▶ Exercise objective
Hunt through the lines below for the string "title" and copy each one that has it.

▶ Raw data
[Start of section]
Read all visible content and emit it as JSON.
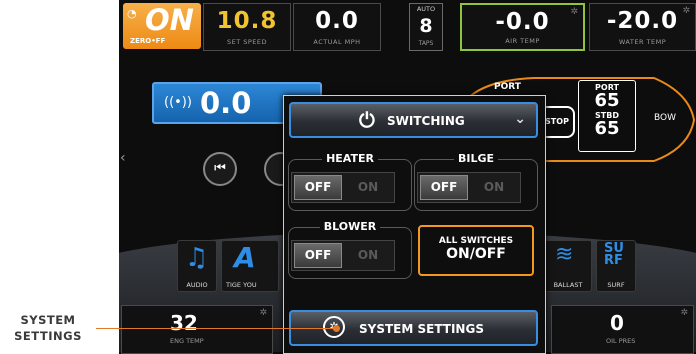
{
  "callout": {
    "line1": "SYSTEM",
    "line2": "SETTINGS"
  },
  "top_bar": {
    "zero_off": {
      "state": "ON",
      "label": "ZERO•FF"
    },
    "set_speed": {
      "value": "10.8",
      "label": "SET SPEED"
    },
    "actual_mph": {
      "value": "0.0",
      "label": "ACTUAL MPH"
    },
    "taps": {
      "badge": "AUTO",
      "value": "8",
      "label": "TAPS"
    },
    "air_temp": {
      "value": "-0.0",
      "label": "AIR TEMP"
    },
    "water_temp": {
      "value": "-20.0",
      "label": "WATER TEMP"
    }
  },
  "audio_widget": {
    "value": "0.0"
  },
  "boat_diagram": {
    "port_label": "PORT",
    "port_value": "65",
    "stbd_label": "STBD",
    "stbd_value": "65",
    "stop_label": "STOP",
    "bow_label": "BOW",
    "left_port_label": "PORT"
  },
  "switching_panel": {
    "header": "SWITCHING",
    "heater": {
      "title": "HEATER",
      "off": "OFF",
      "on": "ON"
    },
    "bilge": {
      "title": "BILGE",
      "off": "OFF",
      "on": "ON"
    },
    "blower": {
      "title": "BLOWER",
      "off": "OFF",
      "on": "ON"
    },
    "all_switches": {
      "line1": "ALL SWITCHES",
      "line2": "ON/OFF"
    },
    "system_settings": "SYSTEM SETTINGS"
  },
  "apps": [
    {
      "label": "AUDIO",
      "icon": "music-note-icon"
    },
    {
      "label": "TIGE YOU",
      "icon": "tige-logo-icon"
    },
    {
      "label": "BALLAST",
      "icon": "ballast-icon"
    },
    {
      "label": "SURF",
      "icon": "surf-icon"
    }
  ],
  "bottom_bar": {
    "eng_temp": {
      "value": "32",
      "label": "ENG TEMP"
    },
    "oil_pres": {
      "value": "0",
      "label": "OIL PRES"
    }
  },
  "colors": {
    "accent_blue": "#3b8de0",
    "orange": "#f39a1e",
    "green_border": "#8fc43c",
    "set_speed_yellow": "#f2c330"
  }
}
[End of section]
▶ Response for this exercise
      "title": "HEATER",
      "title": "BILGE",
      "title": "BLOWER",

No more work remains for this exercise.